REQUIREMENT -> From the material that follows, count the lines with the word "this" in them. Reply with the number only.

════════════════

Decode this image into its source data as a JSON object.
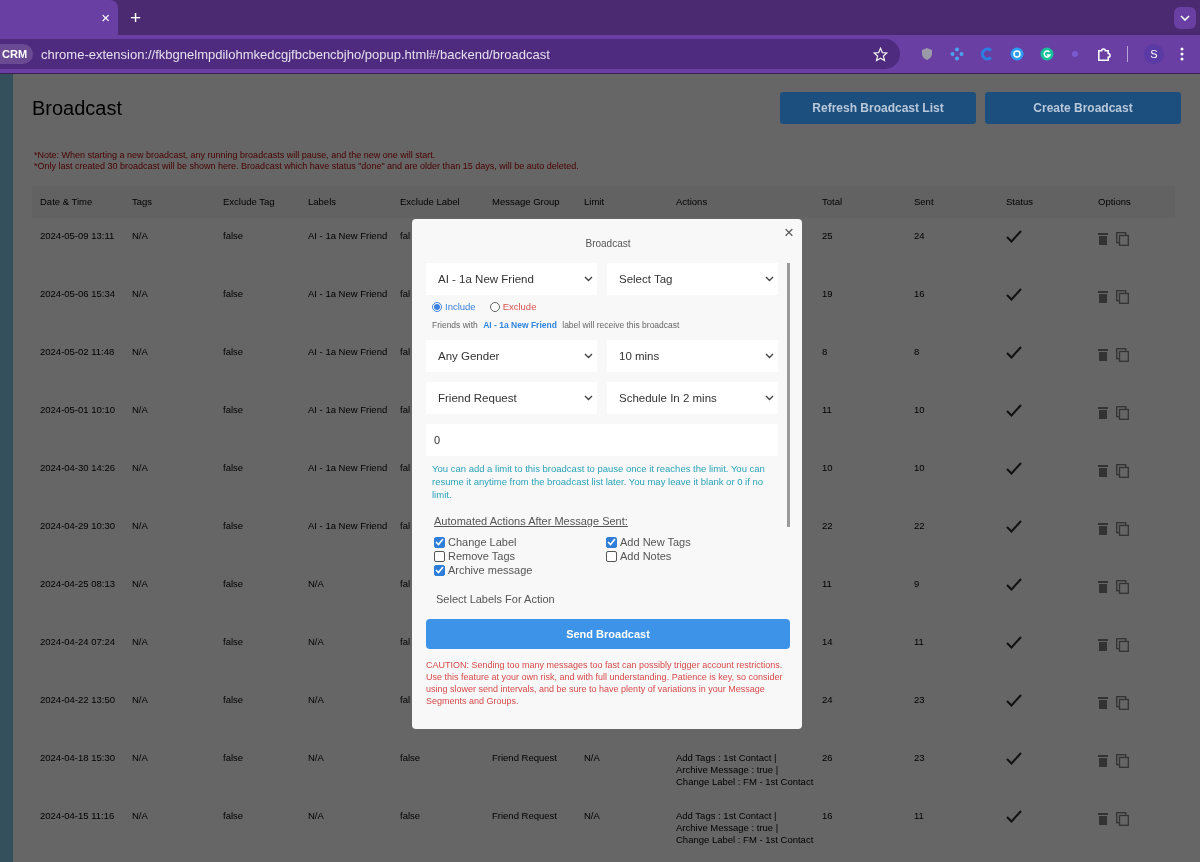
{
  "browser": {
    "tab_close": "×",
    "new_tab": "+",
    "address_chip": "CRM",
    "url": "chrome-extension://fkbgnelmpdilohmkedcgjfbcbencbjho/popup.html#/backend/broadcast",
    "profile": "S"
  },
  "page": {
    "title": "Broadcast",
    "buttons": [
      "Refresh Broadcast List",
      "Create Broadcast"
    ],
    "notes": [
      "*Note: When starting a new broadcast, any running broadcasts will pause, and the new one will start.",
      "*Only last created 30 broadcast will be shown here. Broadcast which have status \"done\" and are older than 15 days, will be auto deleted."
    ]
  },
  "table": {
    "columns": [
      "Date & Time",
      "Tags",
      "Exclude Tag",
      "Labels",
      "Exclude Label",
      "Message Group",
      "Limit",
      "Actions",
      "Total",
      "Sent",
      "Status",
      "Options"
    ],
    "rows": [
      {
        "date": "2024-05-09 13:11",
        "tags": "N/A",
        "exclude_tag": "false",
        "labels": "AI - 1a New Friend",
        "exclude_label": "fal",
        "total": "25",
        "sent": "24",
        "done": true
      },
      {
        "date": "2024-05-06 15:34",
        "tags": "N/A",
        "exclude_tag": "false",
        "labels": "AI - 1a New Friend",
        "exclude_label": "fal",
        "total": "19",
        "sent": "16",
        "done": true
      },
      {
        "date": "2024-05-02 11:48",
        "tags": "N/A",
        "exclude_tag": "false",
        "labels": "AI - 1a New Friend",
        "exclude_label": "fal",
        "total": "8",
        "sent": "8",
        "done": true
      },
      {
        "date": "2024-05-01 10:10",
        "tags": "N/A",
        "exclude_tag": "false",
        "labels": "AI - 1a New Friend",
        "exclude_label": "fal",
        "total": "11",
        "sent": "10",
        "done": true
      },
      {
        "date": "2024-04-30 14:26",
        "tags": "N/A",
        "exclude_tag": "false",
        "labels": "AI - 1a New Friend",
        "exclude_label": "fal",
        "total": "10",
        "sent": "10",
        "done": true
      },
      {
        "date": "2024-04-29 10:30",
        "tags": "N/A",
        "exclude_tag": "false",
        "labels": "AI - 1a New Friend",
        "exclude_label": "fal",
        "total": "22",
        "sent": "22",
        "done": true
      },
      {
        "date": "2024-04-25 08:13",
        "tags": "N/A",
        "exclude_tag": "false",
        "labels": "N/A",
        "exclude_label": "fal",
        "total": "11",
        "sent": "9",
        "done": true
      },
      {
        "date": "2024-04-24 07:24",
        "tags": "N/A",
        "exclude_tag": "false",
        "labels": "N/A",
        "exclude_label": "fal",
        "total": "14",
        "sent": "11",
        "done": true
      },
      {
        "date": "2024-04-22 13:50",
        "tags": "N/A",
        "exclude_tag": "false",
        "labels": "N/A",
        "exclude_label": "fal",
        "total": "24",
        "sent": "23",
        "done": true
      },
      {
        "date": "2024-04-18 15:30",
        "tags": "N/A",
        "exclude_tag": "false",
        "labels": "N/A",
        "exclude_label": "false",
        "message_group": "Friend Request",
        "limit": "N/A",
        "actions": [
          "Add Tags : 1st Contact |",
          "Archive Message : true |",
          "Change Label : FM - 1st Contact"
        ],
        "total": "26",
        "sent": "23",
        "done": true
      },
      {
        "date": "2024-04-15 11:16",
        "tags": "N/A",
        "exclude_tag": "false",
        "labels": "N/A",
        "exclude_label": "false",
        "message_group": "Friend Request",
        "limit": "N/A",
        "actions": [
          "Add Tags : 1st Contact |",
          "Archive Message : true |",
          "Change Label : FM - 1st Contact"
        ],
        "total": "16",
        "sent": "11",
        "done": true
      }
    ]
  },
  "modal": {
    "title": "Broadcast",
    "close": "×",
    "label_select": "AI - 1a New Friend",
    "tag_select": "Select Tag",
    "radios": [
      {
        "label": "Include",
        "selected": true,
        "kind": "include"
      },
      {
        "label": "Exclude",
        "selected": false,
        "kind": "exclude"
      }
    ],
    "info": "Friends with **AI - 1a New Friend** label will receive this broadcast",
    "gender_select": "Any Gender",
    "interval_select": "10 mins",
    "type_select": "Friend Request",
    "schedule_select": "Schedule In 2 mins",
    "limit_value": "0",
    "limit_help": "You can add a limit to this broadcast to pause once it reaches the limit. You can resume it anytime from the broadcast list later. You may leave it blank or 0 if no limit.",
    "actions_heading": "Automated Actions After Message Sent:",
    "checkboxes": [
      {
        "label": "Change Label",
        "checked": true
      },
      {
        "label": "Add New Tags",
        "checked": true
      },
      {
        "label": "Remove Tags",
        "checked": false
      },
      {
        "label": "Add Notes",
        "checked": false
      },
      {
        "label": "Archive message",
        "checked": true
      }
    ],
    "select_labels_heading": "Select Labels For Action",
    "send_button": "Send Broadcast",
    "caution": "CAUTION: Sending too many messages too fast can possibly trigger account restrictions. Use this feature at your own risk, and with full understanding. Patience is key, so consider using slower send intervals, and be sure to have plenty of variations in your Message Segments and Groups."
  }
}
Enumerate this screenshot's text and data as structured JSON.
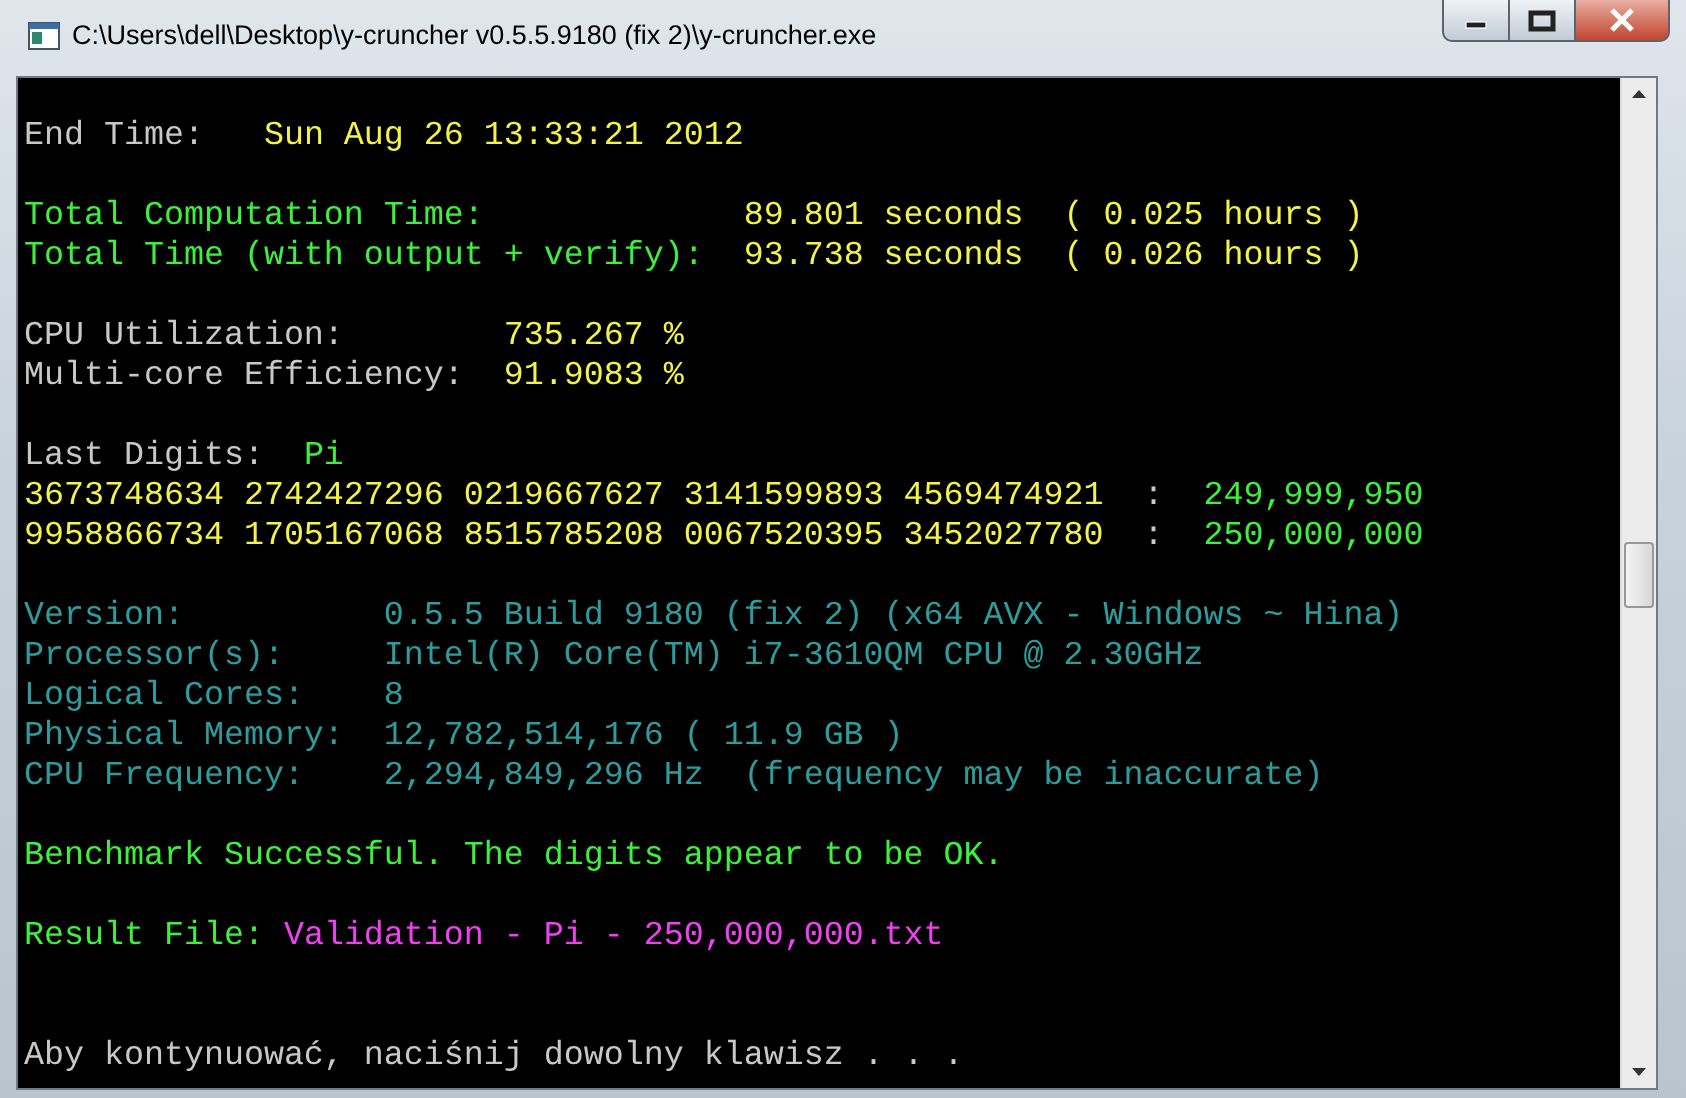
{
  "window": {
    "title": "C:\\Users\\dell\\Desktop\\y-cruncher v0.5.5.9180 (fix 2)\\y-cruncher.exe"
  },
  "console": {
    "lines": [
      {
        "kind": "text",
        "segments": [
          {
            "kind": "plain",
            "text": "End Time:   "
          },
          {
            "kind": "value",
            "text": "Sun Aug 26 13:33:21 2012"
          }
        ]
      },
      {
        "kind": "blank"
      },
      {
        "kind": "text",
        "segments": [
          {
            "kind": "highlight",
            "text": "Total Computation Time:             "
          },
          {
            "kind": "value",
            "text": "89.801 seconds  ( 0.025 hours )"
          }
        ]
      },
      {
        "kind": "text",
        "segments": [
          {
            "kind": "highlight",
            "text": "Total Time (with output + verify):  "
          },
          {
            "kind": "value",
            "text": "93.738 seconds  ( 0.026 hours )"
          }
        ]
      },
      {
        "kind": "blank"
      },
      {
        "kind": "text",
        "segments": [
          {
            "kind": "plain",
            "text": "CPU Utilization:        "
          },
          {
            "kind": "value",
            "text": "735.267 %"
          }
        ]
      },
      {
        "kind": "text",
        "segments": [
          {
            "kind": "plain",
            "text": "Multi-core Efficiency:  "
          },
          {
            "kind": "value",
            "text": "91.9083 %"
          }
        ]
      },
      {
        "kind": "blank"
      },
      {
        "kind": "text",
        "segments": [
          {
            "kind": "plain",
            "text": "Last Digits:  "
          },
          {
            "kind": "highlight",
            "text": "Pi"
          }
        ]
      },
      {
        "kind": "text",
        "segments": [
          {
            "kind": "value",
            "text": "3673748634 2742427296 0219667627 3141599893 4569474921"
          },
          {
            "kind": "plain",
            "text": "  :  "
          },
          {
            "kind": "highlight",
            "text": "249,999,950"
          }
        ]
      },
      {
        "kind": "text",
        "segments": [
          {
            "kind": "value",
            "text": "9958866734 1705167068 8515785208 0067520395 3452027780"
          },
          {
            "kind": "plain",
            "text": "  :  "
          },
          {
            "kind": "highlight",
            "text": "250,000,000"
          }
        ]
      },
      {
        "kind": "blank"
      },
      {
        "kind": "text",
        "segments": [
          {
            "kind": "info",
            "text": "Version:          0.5.5 Build 9180 (fix 2) (x64 AVX - Windows ~ Hina)"
          }
        ]
      },
      {
        "kind": "text",
        "segments": [
          {
            "kind": "info",
            "text": "Processor(s):     Intel(R) Core(TM) i7-3610QM CPU @ 2.30GHz"
          }
        ]
      },
      {
        "kind": "text",
        "segments": [
          {
            "kind": "info",
            "text": "Logical Cores:    8"
          }
        ]
      },
      {
        "kind": "text",
        "segments": [
          {
            "kind": "info",
            "text": "Physical Memory:  12,782,514,176 ( 11.9 GB )"
          }
        ]
      },
      {
        "kind": "text",
        "segments": [
          {
            "kind": "info",
            "text": "CPU Frequency:    2,294,849,296 Hz  (frequency may be inaccurate)"
          }
        ]
      },
      {
        "kind": "blank"
      },
      {
        "kind": "text",
        "segments": [
          {
            "kind": "highlight",
            "text": "Benchmark Successful. The digits appear to be OK."
          }
        ]
      },
      {
        "kind": "blank"
      },
      {
        "kind": "text",
        "segments": [
          {
            "kind": "highlight",
            "text": "Result File: "
          },
          {
            "kind": "file",
            "text": "Validation - Pi - 250,000,000.txt"
          }
        ]
      },
      {
        "kind": "blank"
      },
      {
        "kind": "blank"
      },
      {
        "kind": "text",
        "segments": [
          {
            "kind": "plain",
            "text": "Aby kontynuować, naciśnij dowolny klawisz . . ."
          }
        ]
      }
    ]
  }
}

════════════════

COMPLETED EXERCISE -> 5